> [What to produce]:
Please find every line in the records below that contains the word "status", and copy it.

:: Records for the task

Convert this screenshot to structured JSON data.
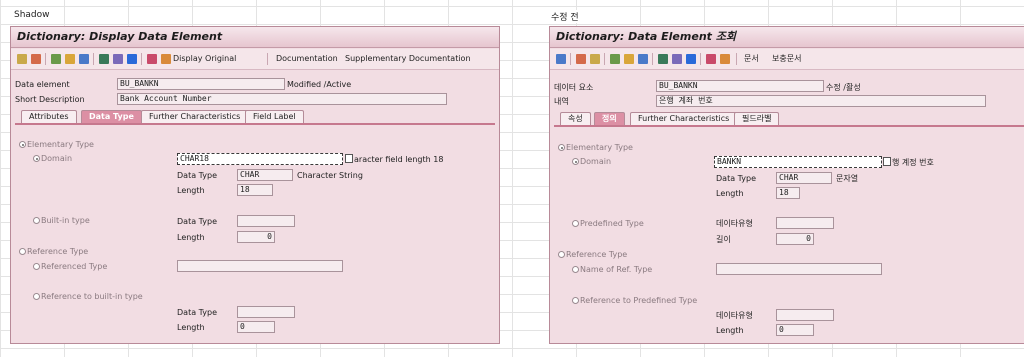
{
  "captions": {
    "left": "Shadow",
    "right": "수정 전"
  },
  "colors": {
    "panel_bg": "#f2dde3",
    "title_bg": "#e6c5cf",
    "active_tab": "#dc8fa4",
    "field_bg": "#f6ecef"
  },
  "left": {
    "title": "Dictionary: Display Data Element",
    "toolbar": {
      "display_original": "Display Original",
      "documentation": "Documentation",
      "supplementary": "Supplementary Documentation"
    },
    "header": {
      "data_element_label": "Data element",
      "data_element_value": "BU_BANKN",
      "status": "Modified /Active",
      "short_desc_label": "Short Description",
      "short_desc_value": "Bank Account Number"
    },
    "tabs": [
      "Attributes",
      "Data Type",
      "Further Characteristics",
      "Field Label"
    ],
    "content": {
      "elementary_type": "Elementary Type",
      "domain": "Domain",
      "domain_value": "CHAR18",
      "domain_desc": "aracter field length 18",
      "data_type_label": "Data Type",
      "data_type_value": "CHAR",
      "data_type_desc": "Character String",
      "length_label": "Length",
      "length_value": "18",
      "builtin": "Built-in type",
      "bi_data_type_label": "Data Type",
      "bi_length_label": "Length",
      "bi_length_value": "0",
      "reference_type": "Reference Type",
      "referenced_type": "Referenced Type",
      "ref_builtin": "Reference to built-in type",
      "rb_data_type_label": "Data Type",
      "rb_length_label": "Length",
      "rb_length_value": "0"
    }
  },
  "right": {
    "title": "Dictionary: Data Element 조회",
    "toolbar": {
      "documentation": "문서",
      "supplementary": "보충문서"
    },
    "header": {
      "data_element_label": "데이터 요소",
      "data_element_value": "BU_BANKN",
      "status": "수정 /활성",
      "short_desc_label": "내역",
      "short_desc_value": "은행 계좌 번호"
    },
    "tabs": [
      "속성",
      "정의",
      "Further Characteristics",
      "필드라벨"
    ],
    "content": {
      "elementary_type": "Elementary Type",
      "domain": "Domain",
      "domain_value": "BANKN",
      "domain_desc": "행 계정 번호",
      "data_type_label": "Data Type",
      "data_type_value": "CHAR",
      "data_type_desc": "문자열",
      "length_label": "Length",
      "length_value": "18",
      "predefined": "Predefined Type",
      "pd_data_type_label": "데이타유형",
      "pd_length_label": "길이",
      "pd_length_value": "0",
      "reference_type": "Reference Type",
      "name_ref_type": "Name of Ref. Type",
      "ref_predefined": "Reference to Predefined Type",
      "rp_data_type_label": "데이타유형",
      "rp_length_label": "Length",
      "rp_length_value": "0"
    }
  }
}
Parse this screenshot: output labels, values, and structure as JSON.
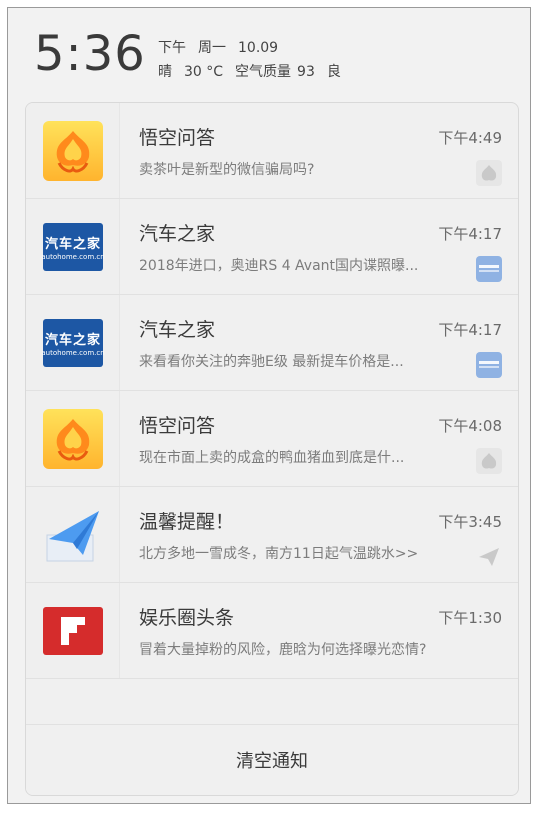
{
  "status": {
    "clock": "5:36",
    "period": "下午",
    "weekday": "周一",
    "date": "10.09",
    "weather": "晴",
    "temperature": "30 °C",
    "air_quality_label": "空气质量",
    "air_quality_value": "93",
    "air_quality_level": "良"
  },
  "notifications": [
    {
      "app": "悟空问答",
      "time": "下午4:49",
      "text": "卖茶叶是新型的微信骗局吗?",
      "icon": "wukong-icon"
    },
    {
      "app": "汽车之家",
      "time": "下午4:17",
      "text": "2018年进口，奥迪RS 4 Avant国内谍照曝...",
      "icon": "autohome-icon"
    },
    {
      "app": "汽车之家",
      "time": "下午4:17",
      "text": "来看看你关注的奔驰E级 最新提车价格是...",
      "icon": "autohome-icon"
    },
    {
      "app": "悟空问答",
      "time": "下午4:08",
      "text": "现在市面上卖的成盒的鸭血猪血到底是什...",
      "icon": "wukong-icon"
    },
    {
      "app": "温馨提醒！",
      "time": "下午3:45",
      "text": "北方多地一雪成冬，南方11日起气温跳水>>",
      "icon": "paper-plane-icon"
    },
    {
      "app": "娱乐圈头条",
      "time": "下午1:30",
      "text": "冒着大量掉粉的风险，鹿晗为何选择曝光恋情?",
      "icon": "flipboard-icon"
    }
  ],
  "autohome_logo": {
    "name": "汽车之家",
    "domain": "autohome.com.cn"
  },
  "footer": {
    "clear_label": "清空通知"
  },
  "colors": {
    "autohome_blue": "#1d57a4",
    "wukong_yellow": "#ffc83a",
    "flip_red": "#d52c2c",
    "plane_blue": "#3f8de6"
  }
}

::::

> [Your response]:
      "status": "Modified /Active",
      "status": "수정 /활성",
  "status": {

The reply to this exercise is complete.